Show only those lines of the entries where the string "this" is found.
——————————
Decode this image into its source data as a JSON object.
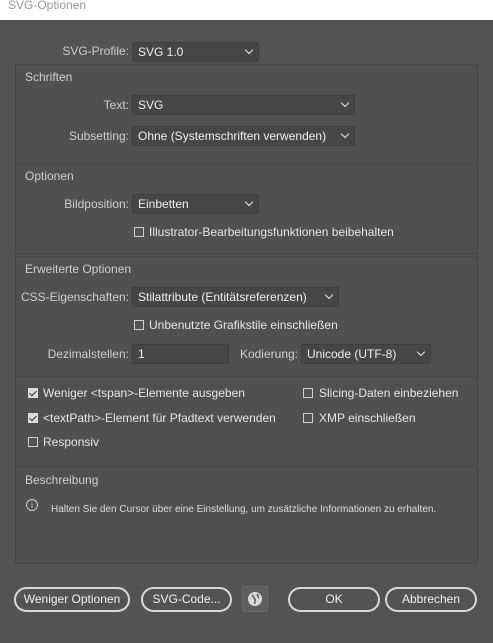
{
  "window": {
    "title": "SVG-Optionen"
  },
  "profile": {
    "label": "SVG-Profile:",
    "value": "SVG 1.0"
  },
  "fonts": {
    "title": "Schriften",
    "type_label": "Text:",
    "type_value": "SVG",
    "subsetting_label": "Subsetting:",
    "subsetting_value": "Ohne (Systemschriften verwenden)"
  },
  "options": {
    "title": "Optionen",
    "image_location_label": "Bildposition:",
    "image_location_value": "Einbetten",
    "preserve_label": "Illustrator-Bearbeitungsfunktionen beibehalten",
    "preserve_checked": false
  },
  "advanced": {
    "title": "Erweiterte Optionen",
    "css_label": "CSS-Eigenschaften:",
    "css_value": "Stilattribute (Entitätsreferenzen)",
    "unused_styles_label": "Unbenutzte Grafikstile einschließen",
    "unused_styles_checked": false,
    "decimal_label": "Dezimalstellen:",
    "decimal_value": "1",
    "encoding_label": "Kodierung:",
    "encoding_value": "Unicode (UTF-8)",
    "tspan_label": "Weniger <tspan>-Elemente ausgeben",
    "tspan_checked": true,
    "slicing_label": "Slicing-Daten einbeziehen",
    "slicing_checked": false,
    "textpath_label": "<textPath>-Element für Pfadtext verwenden",
    "textpath_checked": true,
    "xmp_label": "XMP einschließen",
    "xmp_checked": false,
    "responsive_label": "Responsiv",
    "responsive_checked": false
  },
  "description": {
    "title": "Beschreibung",
    "text": "Halten Sie den Cursor über eine Einstellung, um zusätzliche Informationen zu erhalten."
  },
  "buttons": {
    "fewer_options": "Weniger Optionen",
    "svg_code": "SVG-Code...",
    "ok": "OK",
    "cancel": "Abbrechen"
  }
}
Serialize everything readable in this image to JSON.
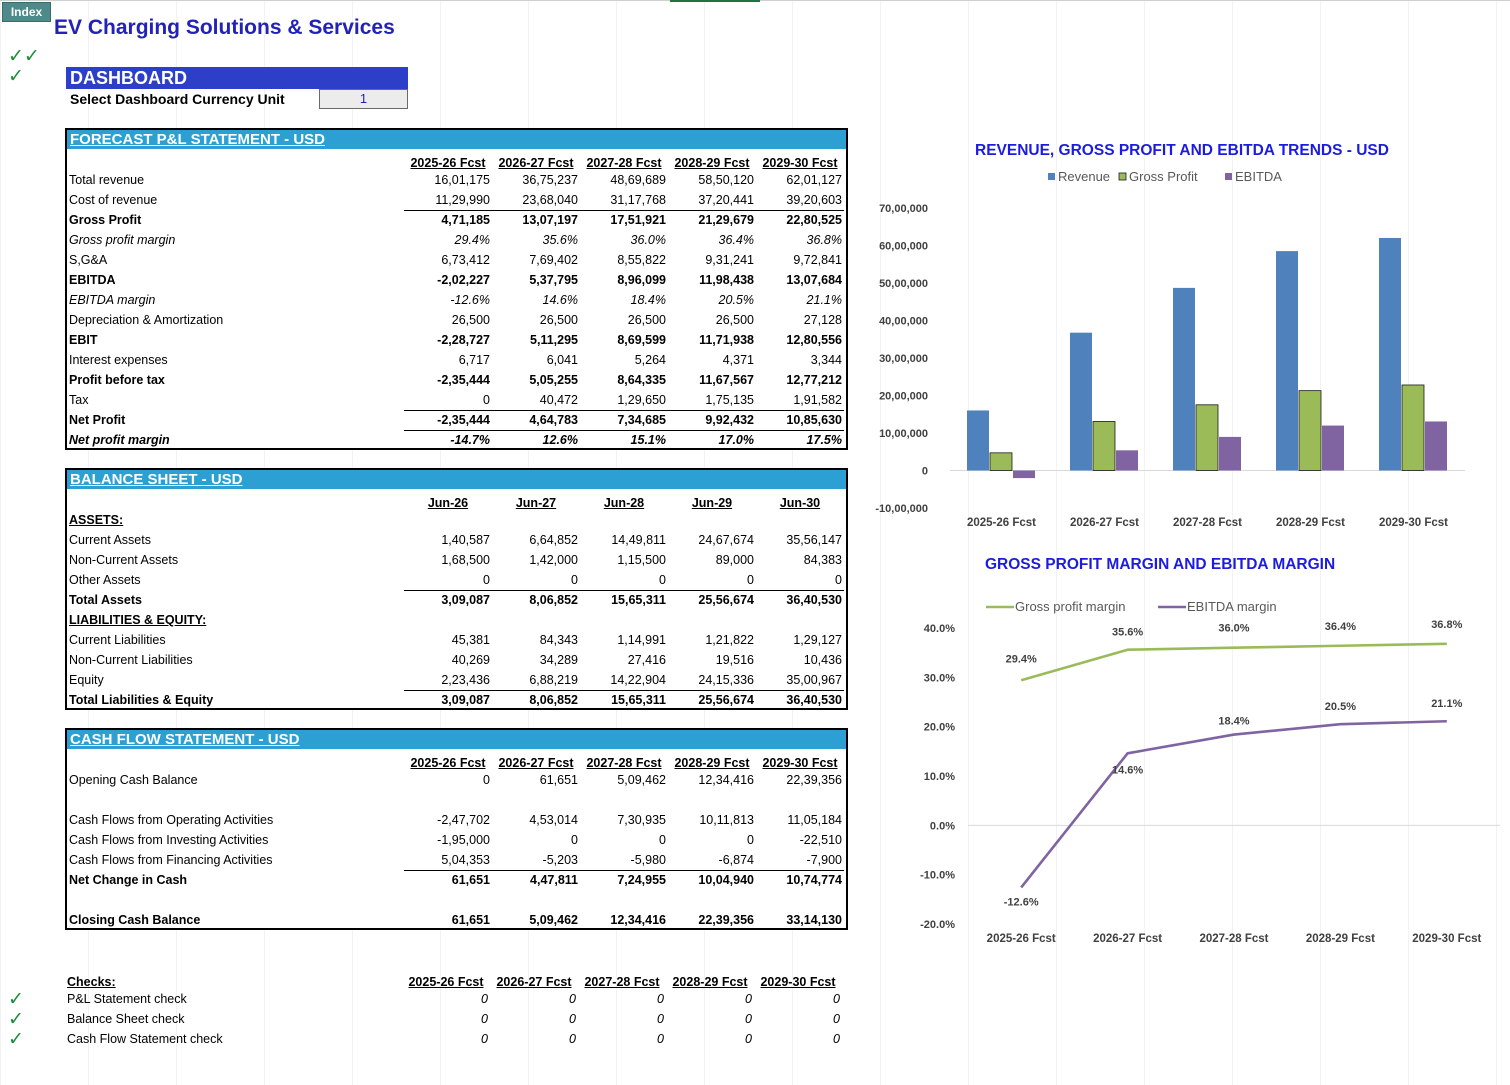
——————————
Problem solution:
Decode this image into its source data as a JSON object.
Serialize everything readable in this image to JSON.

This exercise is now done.